Wai, J. & Worrell, F. C. (2016). Helping disadvantaged and spatially talented students fulfill their potential: Related and neglected national resources. Policy Insights from the Behavioral and Brain Sciences, 3, 122-128. The Conversation, The Huffington Post, National Review, Business Insider, Alternet, Quartz
Makel, M. C., & Wai, J. (2016). Does economic research in education work? For which studies? Journal of Advanced Academics, 27, 73-80.
Makel, M. C., Wai, J., Putallaz, M., & Malone, P. (2015). The academic gap: An international comparison of the time allocation of academically talented students. Gifted Child Quarterly, 59, 177-189. The Conversation, Quartz, World Economic Forum
Miller, D., & Wai, J. (2015). The bachelor’s to PhD STEM pipeline no longer leaks more women than men: A 30-year analysis. Frontiers in Psychology: Developmental, 6, 37. Nature, Science, U.S. News, Inside Higher Ed, The Guardian
Wai, J. (2015). Long-term effects of educational acceleration. In S. G. Assouline, N. Colangelo, J. VanTassel-Baska, & A. E. Lupkowski-Shoplik (Eds.) A nation empowered: Evidence trumps the excuses that hold back America’s brightest students (V. II, pp. 73-83). Iowa City, IA: The Belin-Blank Center for Gifted and Talented Education.
Wai, J., Putallaz, M., & Makel, M. C. (2012). Studying intellectual outliers: Are there sex differences, and are the smart getting smarter? Current Directions in Psychological Science, 21, 382-390. The Economist
Wai, J., & Putallaz, M. (2011). The Flynn effect puzzle: A 30-year examination from the right tail of the ability distribution provides some missing pieces. Intelligence, 39, 443-455. Wired, Scientific American
Makel, M. C., Li, Y., Putallaz, M., & Wai, J. (2011). High ability students’ time spent outside the classroom. Journal of Advanced Acacdemics, 22, 720-749.
Wai, J., Lubinski, D., Benbow, C. P., & Steiger, J. H. (2010). Accomplishment in science technology, engineering, and mathematics (STEM) and its relation to STEM educational dose: A 25-year longitudinal study. Journal of Educational Psychology, 102, 860-871. Nature, Scientific American, Education Week, NPR
Wai, J., Lubinski, D., & Benbow, C. P. (2009). Spatial ability for STEM domains: Aligning over fifty years of cumulative psychological knowledge solidifies its importance.
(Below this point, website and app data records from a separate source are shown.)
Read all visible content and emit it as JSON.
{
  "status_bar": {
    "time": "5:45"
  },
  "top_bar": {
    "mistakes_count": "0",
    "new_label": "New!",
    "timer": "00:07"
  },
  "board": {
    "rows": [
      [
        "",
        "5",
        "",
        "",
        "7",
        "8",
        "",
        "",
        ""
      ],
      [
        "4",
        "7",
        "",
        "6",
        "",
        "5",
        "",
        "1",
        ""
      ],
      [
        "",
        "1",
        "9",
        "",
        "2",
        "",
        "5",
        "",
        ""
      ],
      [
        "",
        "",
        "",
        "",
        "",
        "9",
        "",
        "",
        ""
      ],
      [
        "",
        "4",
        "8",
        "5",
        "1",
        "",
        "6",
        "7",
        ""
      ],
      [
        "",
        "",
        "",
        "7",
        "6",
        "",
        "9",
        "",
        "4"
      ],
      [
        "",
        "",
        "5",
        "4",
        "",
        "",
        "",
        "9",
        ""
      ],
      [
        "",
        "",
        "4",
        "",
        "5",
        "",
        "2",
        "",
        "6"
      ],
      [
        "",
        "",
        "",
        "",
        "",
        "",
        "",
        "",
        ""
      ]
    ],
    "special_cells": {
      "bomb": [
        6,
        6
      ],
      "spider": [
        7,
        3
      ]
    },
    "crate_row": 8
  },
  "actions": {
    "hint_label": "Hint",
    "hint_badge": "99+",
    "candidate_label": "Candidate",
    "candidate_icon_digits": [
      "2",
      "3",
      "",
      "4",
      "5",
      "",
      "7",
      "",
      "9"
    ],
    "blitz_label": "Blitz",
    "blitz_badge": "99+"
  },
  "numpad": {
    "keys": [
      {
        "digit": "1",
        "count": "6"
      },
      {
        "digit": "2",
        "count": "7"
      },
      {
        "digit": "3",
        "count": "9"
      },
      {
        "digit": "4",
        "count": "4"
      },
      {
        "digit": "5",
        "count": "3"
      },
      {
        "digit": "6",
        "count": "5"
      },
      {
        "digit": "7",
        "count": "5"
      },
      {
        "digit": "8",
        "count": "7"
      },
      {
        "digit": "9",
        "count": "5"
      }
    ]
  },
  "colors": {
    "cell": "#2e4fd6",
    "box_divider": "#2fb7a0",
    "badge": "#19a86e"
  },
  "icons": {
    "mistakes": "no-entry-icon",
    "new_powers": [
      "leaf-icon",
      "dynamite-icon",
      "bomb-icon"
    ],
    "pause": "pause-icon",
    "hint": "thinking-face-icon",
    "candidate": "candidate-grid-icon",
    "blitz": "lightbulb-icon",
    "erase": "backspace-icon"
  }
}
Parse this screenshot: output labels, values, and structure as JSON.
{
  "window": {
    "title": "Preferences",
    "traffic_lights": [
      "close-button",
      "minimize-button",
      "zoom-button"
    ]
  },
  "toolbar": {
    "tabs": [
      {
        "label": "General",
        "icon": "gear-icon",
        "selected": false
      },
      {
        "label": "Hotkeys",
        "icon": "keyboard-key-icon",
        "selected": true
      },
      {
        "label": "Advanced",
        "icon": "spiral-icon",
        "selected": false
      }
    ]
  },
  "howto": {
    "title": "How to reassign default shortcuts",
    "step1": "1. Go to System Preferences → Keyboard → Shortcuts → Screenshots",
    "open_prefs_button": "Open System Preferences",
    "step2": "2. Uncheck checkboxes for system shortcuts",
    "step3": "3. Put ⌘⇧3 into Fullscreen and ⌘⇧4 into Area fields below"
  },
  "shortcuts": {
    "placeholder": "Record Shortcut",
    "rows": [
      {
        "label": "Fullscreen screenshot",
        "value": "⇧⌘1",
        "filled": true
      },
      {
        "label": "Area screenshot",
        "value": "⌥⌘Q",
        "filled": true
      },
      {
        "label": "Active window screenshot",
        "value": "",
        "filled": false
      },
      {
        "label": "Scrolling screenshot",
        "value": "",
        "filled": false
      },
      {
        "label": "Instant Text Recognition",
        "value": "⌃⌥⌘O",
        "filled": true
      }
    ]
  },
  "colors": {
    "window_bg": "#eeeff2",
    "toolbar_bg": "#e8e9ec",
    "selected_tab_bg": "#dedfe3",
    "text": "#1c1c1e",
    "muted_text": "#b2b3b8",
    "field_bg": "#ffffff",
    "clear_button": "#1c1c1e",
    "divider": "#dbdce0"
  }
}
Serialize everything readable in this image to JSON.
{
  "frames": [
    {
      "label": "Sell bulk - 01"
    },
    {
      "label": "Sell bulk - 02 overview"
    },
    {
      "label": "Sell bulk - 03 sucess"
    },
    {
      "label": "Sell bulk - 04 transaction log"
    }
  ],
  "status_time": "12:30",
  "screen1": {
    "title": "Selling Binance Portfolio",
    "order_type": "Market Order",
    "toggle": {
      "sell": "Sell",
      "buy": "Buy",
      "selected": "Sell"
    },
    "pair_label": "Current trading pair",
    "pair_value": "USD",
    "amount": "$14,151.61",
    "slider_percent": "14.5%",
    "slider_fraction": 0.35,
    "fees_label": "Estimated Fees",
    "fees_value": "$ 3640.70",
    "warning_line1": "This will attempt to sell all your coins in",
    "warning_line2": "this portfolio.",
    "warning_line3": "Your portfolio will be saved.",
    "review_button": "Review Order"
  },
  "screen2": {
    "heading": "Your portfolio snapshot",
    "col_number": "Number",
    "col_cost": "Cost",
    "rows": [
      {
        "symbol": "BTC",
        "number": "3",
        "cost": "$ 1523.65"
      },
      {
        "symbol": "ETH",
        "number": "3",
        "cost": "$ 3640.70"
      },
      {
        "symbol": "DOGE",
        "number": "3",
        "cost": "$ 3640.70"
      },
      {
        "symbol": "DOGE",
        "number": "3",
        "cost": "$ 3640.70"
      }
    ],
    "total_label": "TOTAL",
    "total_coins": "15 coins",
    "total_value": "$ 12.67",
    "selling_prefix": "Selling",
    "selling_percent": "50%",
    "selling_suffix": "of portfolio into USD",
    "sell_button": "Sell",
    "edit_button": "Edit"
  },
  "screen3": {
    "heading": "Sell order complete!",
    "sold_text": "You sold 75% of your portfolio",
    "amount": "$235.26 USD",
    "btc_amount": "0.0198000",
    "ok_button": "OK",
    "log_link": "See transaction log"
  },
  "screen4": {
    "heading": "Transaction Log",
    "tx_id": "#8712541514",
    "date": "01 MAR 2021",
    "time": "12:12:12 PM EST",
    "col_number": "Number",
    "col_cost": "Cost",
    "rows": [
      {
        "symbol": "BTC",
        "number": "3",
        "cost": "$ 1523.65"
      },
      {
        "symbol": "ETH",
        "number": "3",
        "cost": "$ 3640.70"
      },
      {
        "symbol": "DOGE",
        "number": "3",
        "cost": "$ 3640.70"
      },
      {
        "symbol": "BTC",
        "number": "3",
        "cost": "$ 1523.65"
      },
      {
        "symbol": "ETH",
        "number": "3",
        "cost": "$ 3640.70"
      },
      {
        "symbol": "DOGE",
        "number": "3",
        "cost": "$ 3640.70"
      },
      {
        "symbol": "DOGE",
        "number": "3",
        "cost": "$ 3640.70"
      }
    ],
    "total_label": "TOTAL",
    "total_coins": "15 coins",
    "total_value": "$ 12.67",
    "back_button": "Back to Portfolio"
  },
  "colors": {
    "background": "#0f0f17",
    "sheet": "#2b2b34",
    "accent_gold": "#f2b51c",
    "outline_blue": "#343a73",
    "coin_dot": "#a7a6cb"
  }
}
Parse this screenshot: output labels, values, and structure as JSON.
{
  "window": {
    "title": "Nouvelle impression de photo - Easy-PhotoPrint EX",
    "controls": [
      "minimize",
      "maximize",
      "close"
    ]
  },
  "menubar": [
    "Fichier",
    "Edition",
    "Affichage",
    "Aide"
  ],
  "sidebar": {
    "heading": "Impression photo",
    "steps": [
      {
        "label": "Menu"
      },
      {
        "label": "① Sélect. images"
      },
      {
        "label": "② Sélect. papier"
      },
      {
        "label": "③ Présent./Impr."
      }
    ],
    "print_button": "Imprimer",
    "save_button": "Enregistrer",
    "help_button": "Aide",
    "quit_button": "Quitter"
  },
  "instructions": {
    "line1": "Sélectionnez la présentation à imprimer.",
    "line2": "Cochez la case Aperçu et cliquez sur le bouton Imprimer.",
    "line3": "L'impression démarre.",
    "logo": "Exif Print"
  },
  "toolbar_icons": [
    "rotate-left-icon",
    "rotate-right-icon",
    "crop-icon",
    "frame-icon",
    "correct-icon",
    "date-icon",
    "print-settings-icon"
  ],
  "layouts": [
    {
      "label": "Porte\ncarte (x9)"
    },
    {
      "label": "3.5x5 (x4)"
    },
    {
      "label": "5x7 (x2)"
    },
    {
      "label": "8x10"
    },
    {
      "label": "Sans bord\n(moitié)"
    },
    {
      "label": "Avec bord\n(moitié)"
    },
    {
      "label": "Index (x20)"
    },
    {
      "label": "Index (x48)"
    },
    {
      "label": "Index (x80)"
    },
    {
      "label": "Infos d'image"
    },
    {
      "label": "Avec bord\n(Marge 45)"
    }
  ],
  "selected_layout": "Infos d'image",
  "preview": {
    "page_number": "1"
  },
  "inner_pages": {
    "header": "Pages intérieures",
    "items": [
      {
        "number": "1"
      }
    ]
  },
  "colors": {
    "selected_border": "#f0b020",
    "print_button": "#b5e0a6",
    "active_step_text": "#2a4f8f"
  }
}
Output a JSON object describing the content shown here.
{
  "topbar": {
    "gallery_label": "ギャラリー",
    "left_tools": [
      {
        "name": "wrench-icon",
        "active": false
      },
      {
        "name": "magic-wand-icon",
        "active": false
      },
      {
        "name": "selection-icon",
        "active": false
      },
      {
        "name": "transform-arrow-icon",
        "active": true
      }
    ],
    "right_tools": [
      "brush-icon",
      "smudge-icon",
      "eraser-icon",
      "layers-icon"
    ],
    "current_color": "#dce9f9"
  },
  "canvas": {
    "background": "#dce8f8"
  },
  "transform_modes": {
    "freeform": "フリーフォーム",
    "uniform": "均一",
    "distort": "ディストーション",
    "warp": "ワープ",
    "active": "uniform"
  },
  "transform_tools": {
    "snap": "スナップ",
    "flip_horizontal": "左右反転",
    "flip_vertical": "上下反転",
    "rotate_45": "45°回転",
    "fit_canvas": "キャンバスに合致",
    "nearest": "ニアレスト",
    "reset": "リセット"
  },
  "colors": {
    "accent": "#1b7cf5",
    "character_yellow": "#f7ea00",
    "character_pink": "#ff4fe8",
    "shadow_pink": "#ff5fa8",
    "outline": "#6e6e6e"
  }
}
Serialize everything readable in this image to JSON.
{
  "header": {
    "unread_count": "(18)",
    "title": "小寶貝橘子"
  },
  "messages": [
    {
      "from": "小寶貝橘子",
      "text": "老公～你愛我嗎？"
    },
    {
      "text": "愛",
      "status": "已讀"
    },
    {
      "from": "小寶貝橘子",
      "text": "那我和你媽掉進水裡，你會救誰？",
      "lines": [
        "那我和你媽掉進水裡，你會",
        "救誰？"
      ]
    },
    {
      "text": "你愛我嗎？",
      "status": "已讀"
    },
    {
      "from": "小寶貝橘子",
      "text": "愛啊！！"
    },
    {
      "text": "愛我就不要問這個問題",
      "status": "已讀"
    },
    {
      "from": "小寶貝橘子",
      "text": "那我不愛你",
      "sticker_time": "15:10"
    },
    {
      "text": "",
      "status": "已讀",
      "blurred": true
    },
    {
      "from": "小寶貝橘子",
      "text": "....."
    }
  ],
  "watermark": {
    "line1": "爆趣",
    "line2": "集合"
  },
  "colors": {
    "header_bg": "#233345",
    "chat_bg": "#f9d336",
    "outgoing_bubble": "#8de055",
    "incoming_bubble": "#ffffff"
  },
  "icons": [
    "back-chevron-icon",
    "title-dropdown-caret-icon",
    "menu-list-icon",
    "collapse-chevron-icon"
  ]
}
Journal of Educational Psychology, 101, 817-835. Scientific American, NPR, Science
Wai, J., Lubinski, D., & Benbow, C. P. (2009). Aligning potential and passion for promise: A model for educating intellectually talented youth. In J. S. Renzulli, E. J. Gubbins, K. S. McMillen, R. D. Eckert, & C. A. Little (Eds.) Systems and models for developing programs for the gifted and talented (2nd ed., pp. 693-716). Mansfield Center, CT: Creative Learning Press.
Halpern, D. F., & Wai, J. (2007). The world of competitive Scrabble: Novice and expert differences in visuospatial and verbal abilities. Journal of Experimental Psychology: Applied, 13, 79-94. The New Republic, The Chronicle of Higher Education
Wai, J., Lubinski, D., & Benbow, C. P. (2005). Creativity and occupational accomplishments among intellectually precocious youths: An age 13 to age 33 longitudinal study. Journal of Educational Psychology, 97, 484-492. The New York Times, Science